▶ **What you should do**: Every line containing "ratio" should be identified and copied from the data below.

-- Opening Marker --

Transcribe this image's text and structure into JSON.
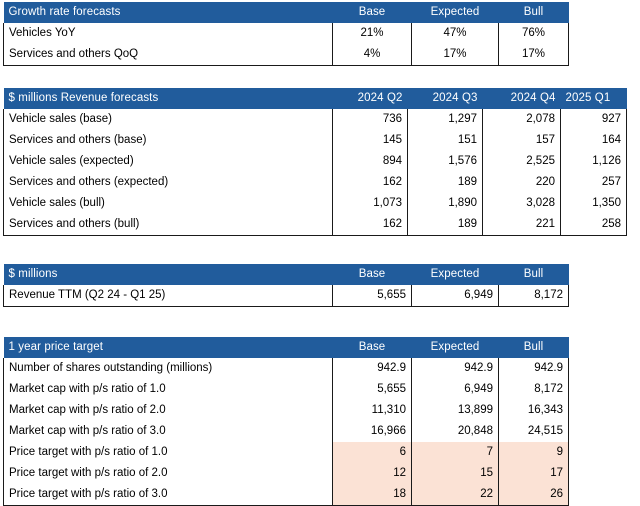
{
  "colors": {
    "header_blue": "#215C9C",
    "highlight_peach": "#FBE2D5",
    "grid_line": "#1a1a1a",
    "header_text": "#ffffff",
    "body_text": "#000000"
  },
  "tables": [
    {
      "id": "growth",
      "title": "Growth rate forecasts",
      "columns": [
        "Base",
        "Expected",
        "Bull"
      ],
      "align": "center",
      "rows": [
        {
          "label": "Vehicles YoY",
          "values": [
            "21%",
            "47%",
            "76%"
          ],
          "highlight": false
        },
        {
          "label": "Services and others QoQ",
          "values": [
            "4%",
            "17%",
            "17%"
          ],
          "highlight": false
        }
      ]
    },
    {
      "id": "revenue",
      "title": "$ millions Revenue forecasts",
      "columns": [
        "2024 Q2",
        "2024 Q3",
        "2024 Q4",
        "2025 Q1"
      ],
      "align": "right",
      "rows": [
        {
          "label": "Vehicle sales (base)",
          "values": [
            "736",
            "1,297",
            "2,078",
            "927"
          ],
          "highlight": false
        },
        {
          "label": "Services and others (base)",
          "values": [
            "145",
            "151",
            "157",
            "164"
          ],
          "highlight": false
        },
        {
          "label": "Vehicle sales  (expected)",
          "values": [
            "894",
            "1,576",
            "2,525",
            "1,126"
          ],
          "highlight": false
        },
        {
          "label": "Services and others (expected)",
          "values": [
            "162",
            "189",
            "220",
            "257"
          ],
          "highlight": false
        },
        {
          "label": "Vehicle sales (bull)",
          "values": [
            "1,073",
            "1,890",
            "3,028",
            "1,350"
          ],
          "highlight": false
        },
        {
          "label": "Services and others (bull)",
          "values": [
            "162",
            "189",
            "221",
            "258"
          ],
          "highlight": false
        }
      ]
    },
    {
      "id": "ttm",
      "title": "$ millions",
      "columns": [
        "Base",
        "Expected",
        "Bull"
      ],
      "align": "right",
      "rows": [
        {
          "label": "Revenue TTM (Q2 24 - Q1 25)",
          "values": [
            "5,655",
            "6,949",
            "8,172"
          ],
          "highlight": false
        }
      ]
    },
    {
      "id": "target",
      "title": "1 year price target",
      "columns": [
        "Base",
        "Expected",
        "Bull"
      ],
      "align": "right",
      "rows": [
        {
          "label": "Number of shares outstanding (millions)",
          "values": [
            "942.9",
            "942.9",
            "942.9"
          ],
          "highlight": false
        },
        {
          "label": "Market cap with p/s ratio of 1.0",
          "values": [
            "5,655",
            "6,949",
            "8,172"
          ],
          "highlight": false
        },
        {
          "label": "Market cap with p/s ratio of 2.0",
          "values": [
            "11,310",
            "13,899",
            "16,343"
          ],
          "highlight": false
        },
        {
          "label": "Market cap with p/s ratio of 3.0",
          "values": [
            "16,966",
            "20,848",
            "24,515"
          ],
          "highlight": false
        },
        {
          "label": "Price target with p/s ratio of 1.0",
          "values": [
            "6",
            "7",
            "9"
          ],
          "highlight": true
        },
        {
          "label": "Price target with p/s ratio of 2.0",
          "values": [
            "12",
            "15",
            "17"
          ],
          "highlight": true
        },
        {
          "label": "Price target with p/s ratio of 3.0",
          "values": [
            "18",
            "22",
            "26"
          ],
          "highlight": true
        }
      ]
    }
  ]
}
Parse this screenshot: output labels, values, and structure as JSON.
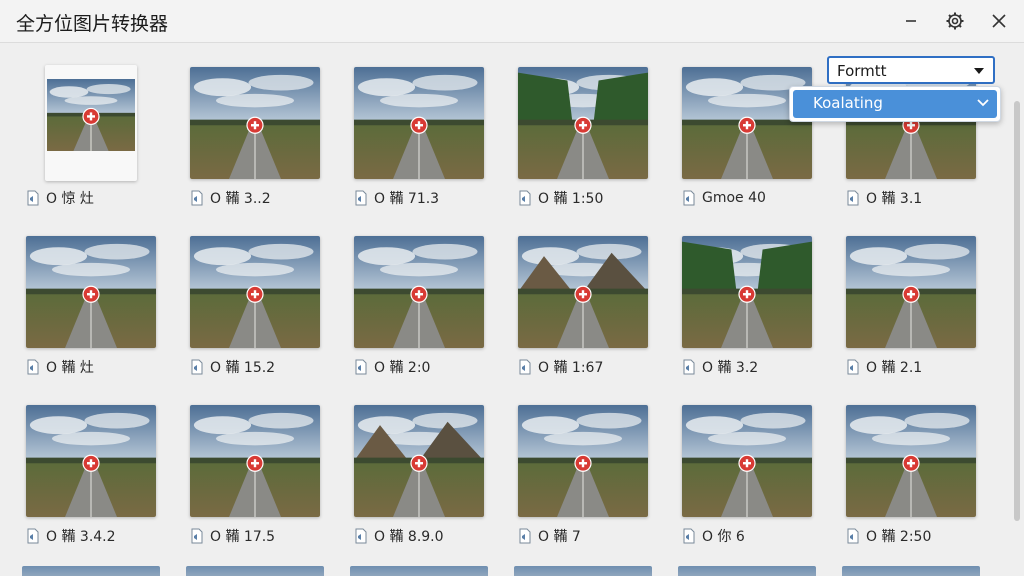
{
  "app": {
    "title": "全方位图片转换器"
  },
  "window_controls": [
    {
      "name": "minimize",
      "icon": "minimize-icon"
    },
    {
      "name": "settings",
      "icon": "gear-icon"
    },
    {
      "name": "close",
      "icon": "close-icon"
    }
  ],
  "format_select": {
    "value": "Formtt",
    "icon": "chevron-down-icon"
  },
  "dropdown": {
    "item": "Koalating",
    "icon": "chevron-down-icon"
  },
  "images": [
    {
      "label": "O 惊 灶",
      "scene": "road-field"
    },
    {
      "label": "O 鞴 3..2",
      "scene": "road-field"
    },
    {
      "label": "O 鞴 71.3",
      "scene": "road-field"
    },
    {
      "label": "O 鞴 1:50",
      "scene": "road-forest"
    },
    {
      "label": "Gmoe 40",
      "scene": "road-field"
    },
    {
      "label": "O 鞴 3.1",
      "scene": "road-field"
    },
    {
      "label": "O 鞴 灶",
      "scene": "road-field"
    },
    {
      "label": "O 鞴 15.2",
      "scene": "road-field"
    },
    {
      "label": "O 鞴 2:0",
      "scene": "road-field"
    },
    {
      "label": "O 鞴 1:67",
      "scene": "road-mountain"
    },
    {
      "label": "O 鞴 3.2",
      "scene": "road-forest"
    },
    {
      "label": "O 鞴 2.1",
      "scene": "road-field"
    },
    {
      "label": "O 鞴 3.4.2",
      "scene": "road-field"
    },
    {
      "label": "O 鞴 17.5",
      "scene": "road-field"
    },
    {
      "label": "O 鞴 8.9.0",
      "scene": "road-mountain"
    },
    {
      "label": "O 鞴 7",
      "scene": "road-field"
    },
    {
      "label": "O 你 6",
      "scene": "road-field"
    },
    {
      "label": "O 鞴 2:50",
      "scene": "road-field"
    }
  ],
  "colors": {
    "accent": "#2f6fc4",
    "highlight": "#4a90d9",
    "badge": "#d83a34"
  }
}
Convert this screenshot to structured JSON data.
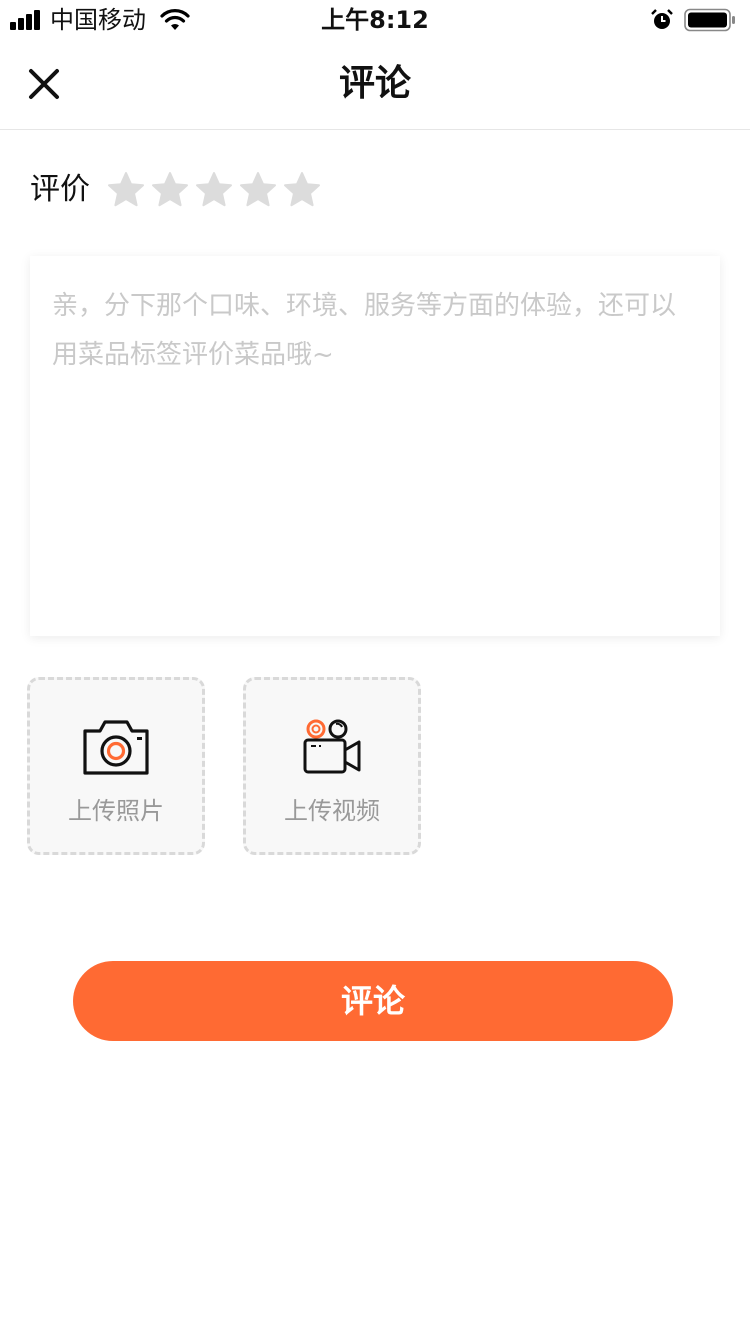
{
  "status_bar": {
    "carrier": "中国移动",
    "time": "上午8:12",
    "signal_icon": "signal-bars-icon",
    "wifi_icon": "wifi-icon",
    "alarm_icon": "alarm-icon",
    "battery_icon": "battery-icon"
  },
  "nav": {
    "title": "评论",
    "close_icon": "close-icon"
  },
  "rating": {
    "label": "评价",
    "max_stars": 5,
    "selected_stars": 0,
    "star_color_inactive": "#dcdcdc"
  },
  "comment": {
    "value": "",
    "placeholder": "亲，分下那个口味、环境、服务等方面的体验，还可以用菜品标签评价菜品哦~"
  },
  "uploads": {
    "photo_label": "上传照片",
    "photo_icon": "camera-icon",
    "video_label": "上传视频",
    "video_icon": "video-camera-icon"
  },
  "submit": {
    "label": "评论",
    "color": "#ff6a33"
  }
}
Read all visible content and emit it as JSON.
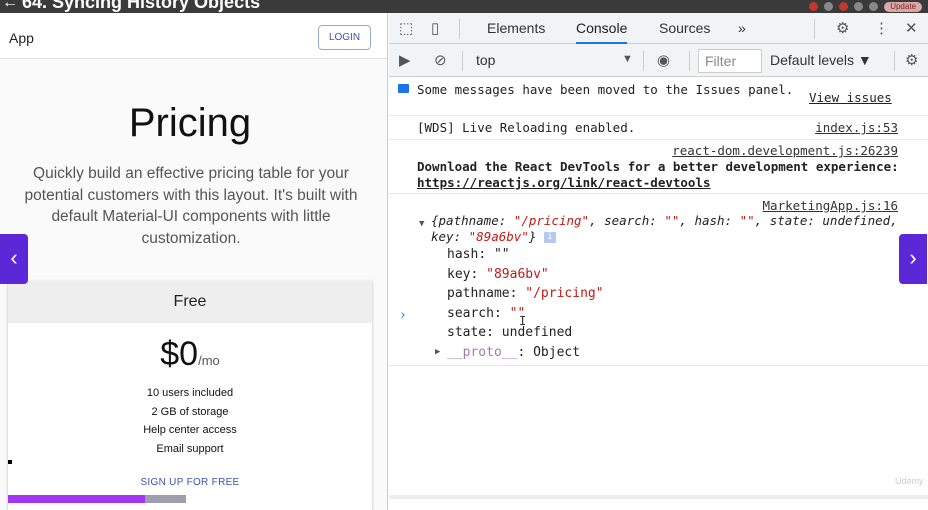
{
  "video": {
    "title": "64. Syncing History Objects",
    "back_icon": "back-arrow-icon",
    "update_badge": "Update"
  },
  "app": {
    "brand": "App",
    "login_label": "LOGIN",
    "pricing_title": "Pricing",
    "pricing_subtitle": "Quickly build an effective pricing table for your potential customers with this layout. It's built with default Material-UI components with little customization.",
    "card": {
      "tier": "Free",
      "price": "$0",
      "period": "/mo",
      "features": [
        "10 users included",
        "2 GB of storage",
        "Help center access",
        "Email support"
      ],
      "cta": "SIGN UP FOR FREE"
    },
    "progress_fraction": 0.77
  },
  "nav": {
    "prev_glyph": "‹",
    "next_glyph": "›"
  },
  "devtools": {
    "tabs": [
      "Elements",
      "Console",
      "Sources"
    ],
    "more_tabs": "»",
    "active_tab": "Console",
    "context": "top",
    "filter_placeholder": "Filter",
    "levels": "Default levels ▼",
    "messages": {
      "issues_text": "Some messages have been moved to the Issues panel.",
      "issues_link": "View issues",
      "wds_text": "[WDS] Live Reloading enabled.",
      "wds_src": "index.js:53",
      "react_src": "react-dom.development.js:26239",
      "react_text": "Download the React DevTools for a better development experience:",
      "react_link": "https://reactjs.org/link/react-devtools",
      "obj_src": "MarketingApp.js:16",
      "obj_summary_1": "{pathname: ",
      "obj_summary_pathname": "\"/pricing\"",
      "obj_summary_2": ", search: ",
      "obj_summary_search": "\"\"",
      "obj_summary_3": ", hash: ",
      "obj_summary_hash": "\"\"",
      "obj_summary_4": ", state: undefi",
      "obj_summary_5": "ned, key: ",
      "obj_summary_key": "\"89a6bv\"",
      "obj_summary_6": "}",
      "props": [
        {
          "key": "hash",
          "value": "\"\""
        },
        {
          "key": "key",
          "value": "\"89a6bv\""
        },
        {
          "key": "pathname",
          "value": "\"/pricing\""
        },
        {
          "key": "search",
          "value": "\"\""
        },
        {
          "key": "state",
          "value": "undefined"
        }
      ],
      "proto_key": "__proto__",
      "proto_value": "Object"
    },
    "prompt": "›",
    "text_cursor": "I"
  },
  "watermark": "Udemy"
}
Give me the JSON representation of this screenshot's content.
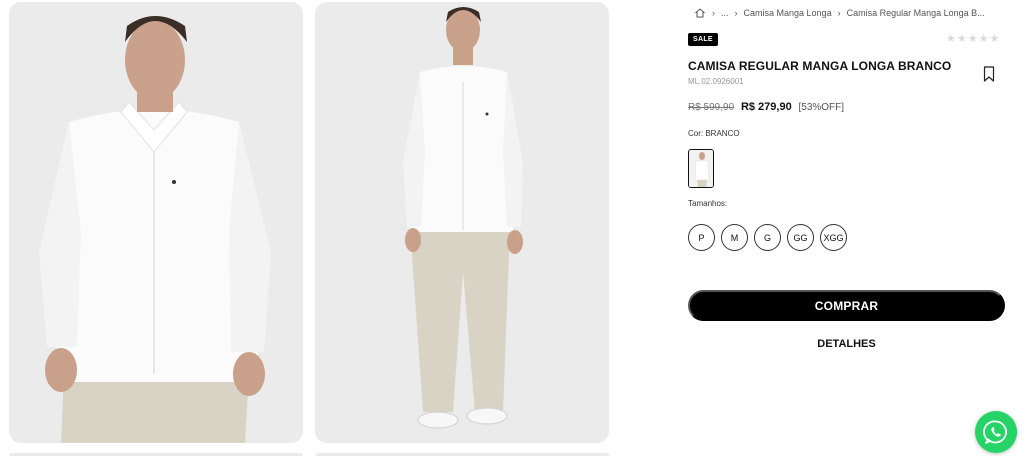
{
  "breadcrumb": {
    "home_icon": "home-icon",
    "ellipsis": "...",
    "category": "Camisa Manga Longa",
    "current": "Camisa Regular Manga Longa B..."
  },
  "product": {
    "badge": "SALE",
    "name": "CAMISA REGULAR MANGA LONGA BRANCO",
    "sku": "ML.02.0926001",
    "rating_stars": 0,
    "old_price": "R$ 599,90",
    "price": "R$ 279,90",
    "discount": "[53%OFF]",
    "color_label": "Cor: BRANCO",
    "sizes_label": "Tamanhos:",
    "sizes": [
      "P",
      "M",
      "G",
      "GG",
      "XGG"
    ],
    "buy_label": "COMPRAR",
    "details_label": "DETALHES"
  },
  "colors": {
    "background": "#ffffff",
    "image_bg": "#ebebeb",
    "primary_button": "#000000",
    "whatsapp": "#25d366"
  }
}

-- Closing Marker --

▶ **Solution for this task**:
          "label": "Market cap with p/s ratio of 1.0",
          "label": "Market cap with p/s ratio of 2.0",
          "label": "Market cap with p/s ratio of 3.0",
          "label": "Price target with p/s ratio of 1.0",
          "label": "Price target with p/s ratio of 2.0",
          "label": "Price target with p/s ratio of 3.0",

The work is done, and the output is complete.